To cite a small example: Once Republicans raised the possibility of impeachment, Obama’s defenders leapt into action. They were building fundraising campaigns around McCarthy’s book a month before the publication date. A more consequential example: The legally impeccable but widely unpopular impeachment of Clinton killed Republicans’ hoped-for gains in the 1998 midterm elections.
These lessons are not lost on professional Democrats and soberer activists. When six Democratic congressmen formally introduced articles of impeachment late last year, party leaders, including Nancy Pelosi and Steny Hoyer, treated them like overenthusiastic children tracking mud all over the nice new carpet. Even Adam Schiff, the president’s most vocal congressional critic, took to the New York Times op-ed page to stifle impeachment talk.

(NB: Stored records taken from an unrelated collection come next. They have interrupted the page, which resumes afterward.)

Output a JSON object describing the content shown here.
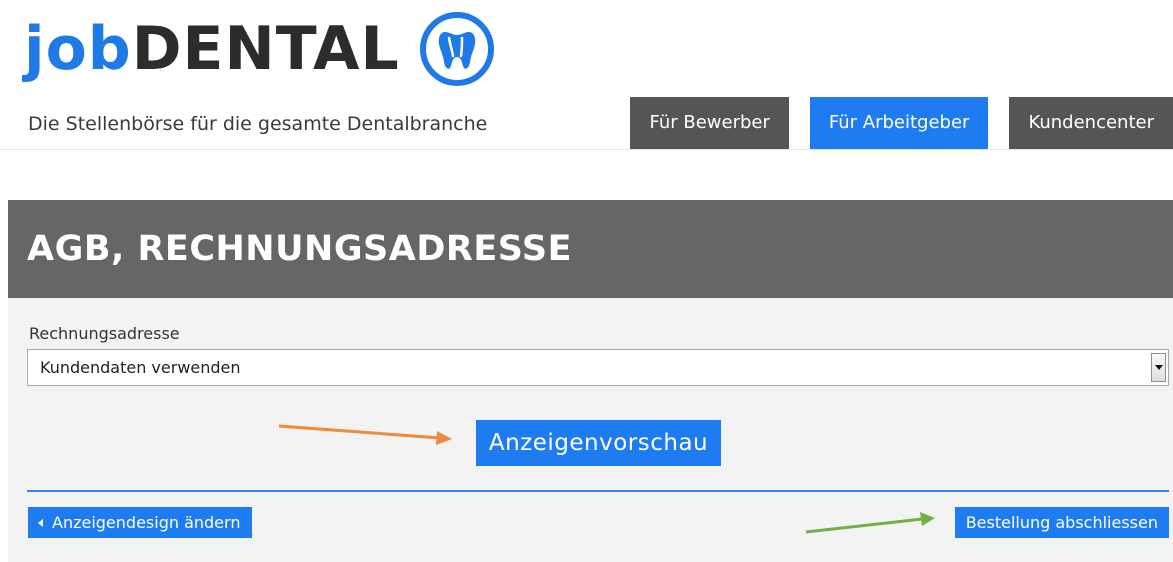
{
  "header": {
    "logo_job": "job",
    "logo_dental": "DENTAL",
    "tagline": "Die Stellenbörse für die gesamte Dentalbranche",
    "logo_icon": "tooth-icon",
    "brand_color": "#1f7ae8"
  },
  "nav": {
    "items": [
      {
        "label": "Für Bewerber",
        "active": false
      },
      {
        "label": "Für Arbeitgeber",
        "active": true
      },
      {
        "label": "Kundencenter",
        "active": false
      }
    ],
    "active_color": "#1f7cf0",
    "inactive_color": "#555555"
  },
  "section": {
    "title": "AGB, RECHNUNGSADRESSE",
    "billing_label": "Rechnungsadresse",
    "billing_select": {
      "value": "Kundendaten verwenden"
    },
    "preview_button": "Anzeigenvorschau",
    "back_button": "Anzeigendesign ändern",
    "finish_button": "Bestellung abschliessen"
  },
  "annotations": {
    "orange_arrow_color": "#f08a3c",
    "green_arrow_color": "#72b043"
  }
}
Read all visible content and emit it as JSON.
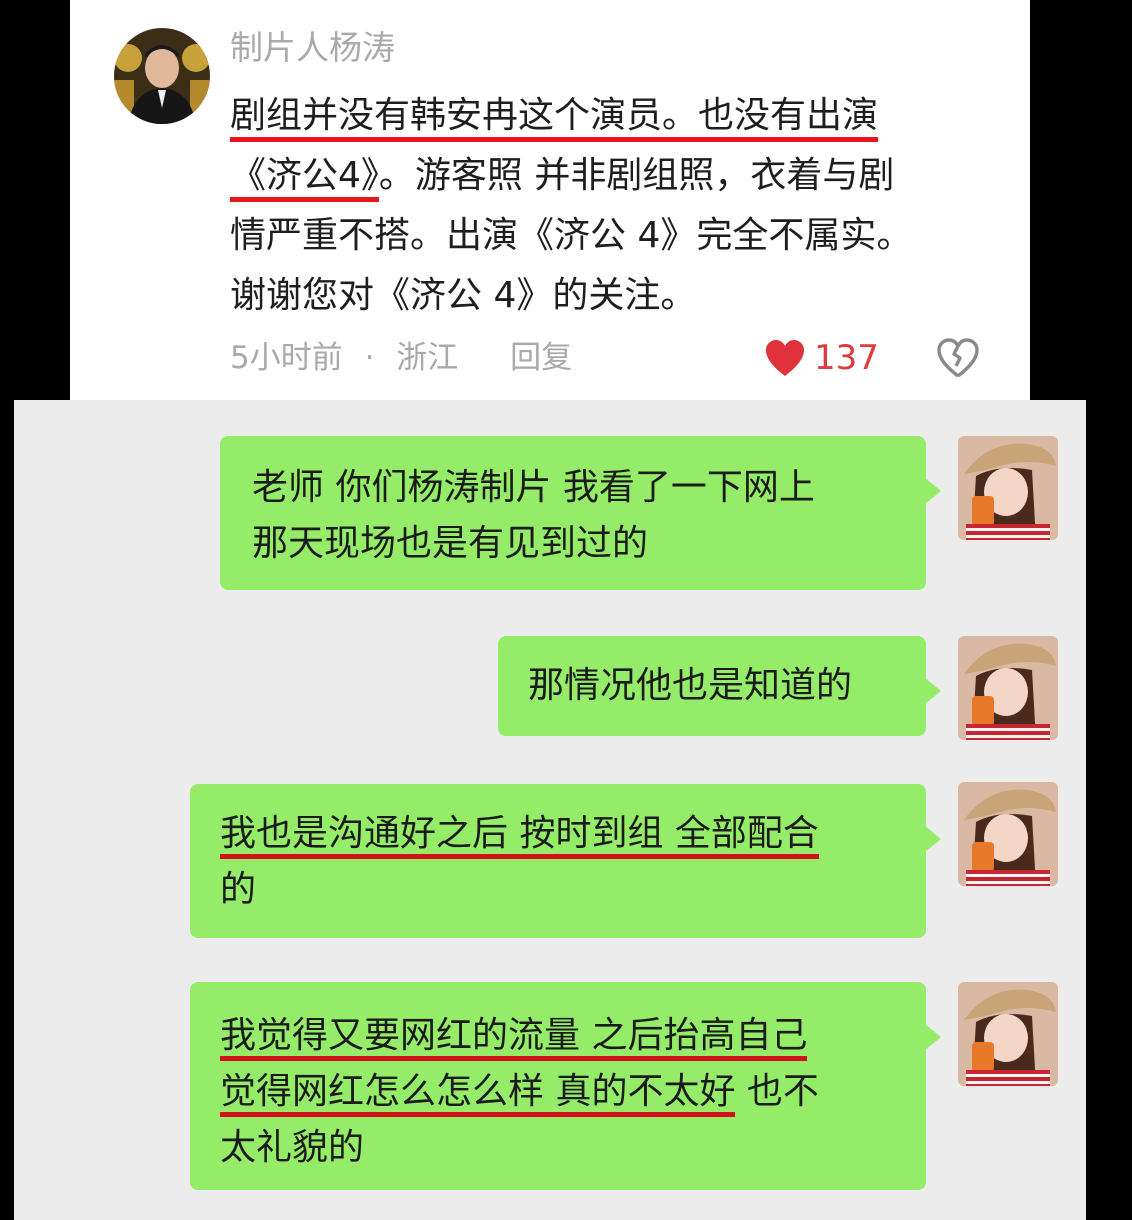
{
  "comment": {
    "author": "制片人杨涛",
    "lines": [
      [
        "剧组并没有韩安冉这个演员。也没有出演"
      ],
      [
        "《济公4》",
        "。游客照 并非剧组照，衣着与剧"
      ],
      [
        "情严重不搭。出演《济公 4》完全不属实。"
      ],
      [
        "谢谢您对《济公 4》的关注。"
      ]
    ],
    "time": "5小时前",
    "separator": "·",
    "location": "浙江",
    "reply_label": "回复",
    "like_count": "137",
    "like_color": "#e03a3f"
  },
  "chat": {
    "bubble_color": "#95ec69",
    "messages": [
      {
        "lines": [
          [
            "老师 你们杨涛制片 我看了一下网上"
          ],
          [
            "那天现场也是有见到过的"
          ]
        ]
      },
      {
        "lines": [
          [
            "那情况他也是知道的"
          ]
        ]
      },
      {
        "lines": [
          [
            "我也是沟通好之后 按时到组 全部配合"
          ],
          [
            "的"
          ]
        ]
      },
      {
        "lines": [
          [
            "我觉得又要网红的流量 之后抬高自己"
          ],
          [
            "觉得网红怎么怎么样 真的不太好",
            " 也不"
          ],
          [
            "太礼貌的"
          ]
        ]
      }
    ]
  },
  "icons": {
    "comment_avatar": "man-in-suit-avatar",
    "like": "heart-icon",
    "dislike": "broken-heart-icon",
    "chat_avatar": "woman-with-hat-avatar"
  }
}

It’s the smart move. Party leaders had much the same reaction when Democrats last succumbed to impeachment fever, in the election year 2006, under President Bush. Not coincidentally, 2006 was also the year of a Democratic landslide in congressional races—the same result Democrats hope for this fall. A serious bid for impeachment that year would likely have rallied the Republicans and stemmed the Democratic tide.
But that was a long time ago, and between then and now a different Democratic Party has emerged beneath the feet of leaders like Pelosi and Hoyer, whose establishmentarian realism annoys their base just as Paul Ryan’s relative moderation rankled Trump voters. Schiff may have been right to call impeachment talk “bait,” a trap waiting to be sprung by cunning Republicans. Ordinary Democrats are eager to chomp. A recent Quinnipiac poll showed that 71 percent of Democrats favor impeachment proceedings if their party takes the House of Representatives in November. Over the last six months the Democratic activist/billionaire Tom Steyer has collected 5.2 million signatures for his impeachment petition.
Republicans react with mock horror, begging the Democrats not to throw them in the impeachment briar patch. Trump has even made it a riff in the frequent “campaign style” speeches he can’t resist making to Republicans out in cow country. He singles out Pelosi, of course, but also Maxine Waters, who has been calling for Trump’s removal since his inauguration. “She’s a low-IQ individual,” the president says, gallantly, as his audiences cheer.
For Democrats like Leonhardt, the case for impeachment has already been made; for Democrats like Waters, the case doesn’t need to be made. Together they constitute a large majority of their party. Schiff may caution them to wait for the special counsel to finish his investigation, but why? Impeachment is the only solution to a problem more fundamental than Russian collusion or Trump’s obstruction. For them the problem is Trump himself, the mere fact of his presidency. If the House falls into Pelosi’s lap this fall, she will have their fervor to thank for it, and suddenly all this fanciful impeachment talk won’t seem so fanciful after all.